**WORK ITEM**
Determine how many lines in the records below include the word "Created" and output that number alone.

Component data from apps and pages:
((
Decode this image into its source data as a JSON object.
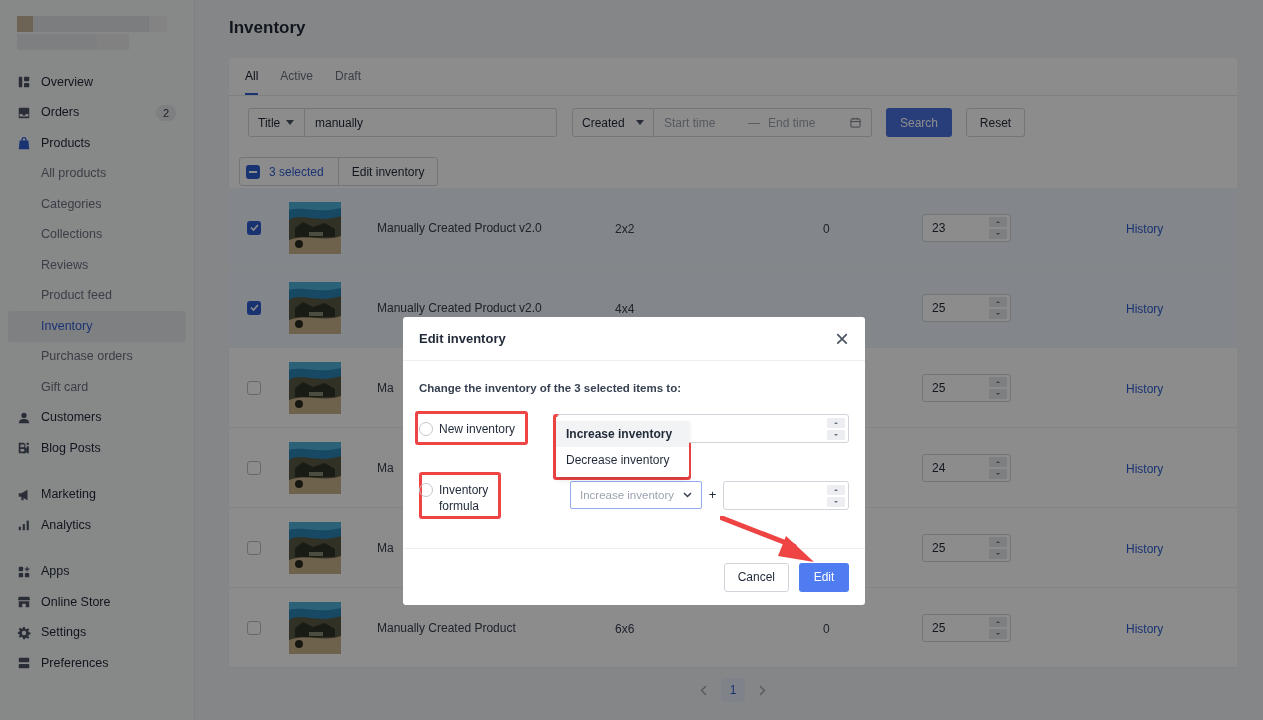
{
  "sidebar": {
    "groups": [
      [
        {
          "label": "Overview",
          "kind": "overview",
          "selected": false
        },
        {
          "label": "Orders",
          "kind": "orders",
          "selected": false,
          "badge": "2"
        },
        {
          "label": "Products",
          "kind": "products",
          "selected": false,
          "children": [
            {
              "label": "All products",
              "selected": false
            },
            {
              "label": "Categories",
              "selected": false
            },
            {
              "label": "Collections",
              "selected": false
            },
            {
              "label": "Reviews",
              "selected": false
            },
            {
              "label": "Product feed",
              "selected": false
            },
            {
              "label": "Inventory",
              "selected": true
            },
            {
              "label": "Purchase orders",
              "selected": false
            },
            {
              "label": "Gift card",
              "selected": false
            }
          ]
        },
        {
          "label": "Customers",
          "kind": "customers",
          "selected": false
        },
        {
          "label": "Blog Posts",
          "kind": "blog",
          "selected": false
        }
      ],
      [
        {
          "label": "Marketing",
          "kind": "marketing",
          "selected": false
        },
        {
          "label": "Analytics",
          "kind": "analytics",
          "selected": false
        }
      ],
      [
        {
          "label": "Apps",
          "kind": "apps",
          "selected": false
        },
        {
          "label": "Online Store",
          "kind": "store",
          "selected": false
        },
        {
          "label": "Settings",
          "kind": "settings",
          "selected": false
        },
        {
          "label": "Preferences",
          "kind": "preferences",
          "selected": false
        }
      ]
    ]
  },
  "page_title": "Inventory",
  "tabs": [
    {
      "label": "All",
      "selected": true
    },
    {
      "label": "Active",
      "selected": false
    },
    {
      "label": "Draft",
      "selected": false
    }
  ],
  "filters": {
    "field_select": "Title",
    "search_value": "manually",
    "date_select": "Created",
    "start_placeholder": "Start time",
    "separator": "—",
    "end_placeholder": "End time",
    "search_button": "Search",
    "reset_button": "Reset"
  },
  "selection_bar": {
    "indeterminate": true,
    "count_label": "3 selected",
    "action": "Edit inventory"
  },
  "table": {
    "rows": [
      {
        "checked": true,
        "name": "Manually Created Product v2.0",
        "variant": "2x2",
        "stock": "0",
        "quantity": "23",
        "link": "History"
      },
      {
        "checked": true,
        "name": "Manually Created Product v2.0",
        "variant": "4x4",
        "quantity": "25",
        "link": "History"
      },
      {
        "checked": false,
        "name": "Ma",
        "quantity": "25",
        "link": "History"
      },
      {
        "checked": false,
        "name": "Ma",
        "quantity": "24",
        "link": "History"
      },
      {
        "checked": false,
        "name": "Ma",
        "quantity": "25",
        "link": "History"
      },
      {
        "checked": false,
        "name": "Manually Created Product",
        "variant": "6x6",
        "stock": "0",
        "quantity": "25",
        "link": "History"
      }
    ]
  },
  "pagination": {
    "pages": [
      {
        "label": "1",
        "selected": true
      }
    ]
  },
  "dialog": {
    "title": "Edit inventory",
    "close": "×",
    "prompt": "Change the inventory of the 3 selected items to:",
    "options": [
      {
        "label": "New inventory",
        "checked": false
      },
      {
        "label": "Inventory formula",
        "checked": false
      }
    ],
    "operation_select": {
      "value": "Increase inventory",
      "expanded": true,
      "options": [
        {
          "label": "Increase inventory",
          "selected": true
        },
        {
          "label": "Decrease inventory",
          "selected": false
        }
      ]
    },
    "plus": "+",
    "buttons": [
      {
        "label": "Cancel",
        "kind": "secondary"
      },
      {
        "label": "Edit",
        "kind": "primary"
      }
    ]
  }
}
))
**OUTPUT**
4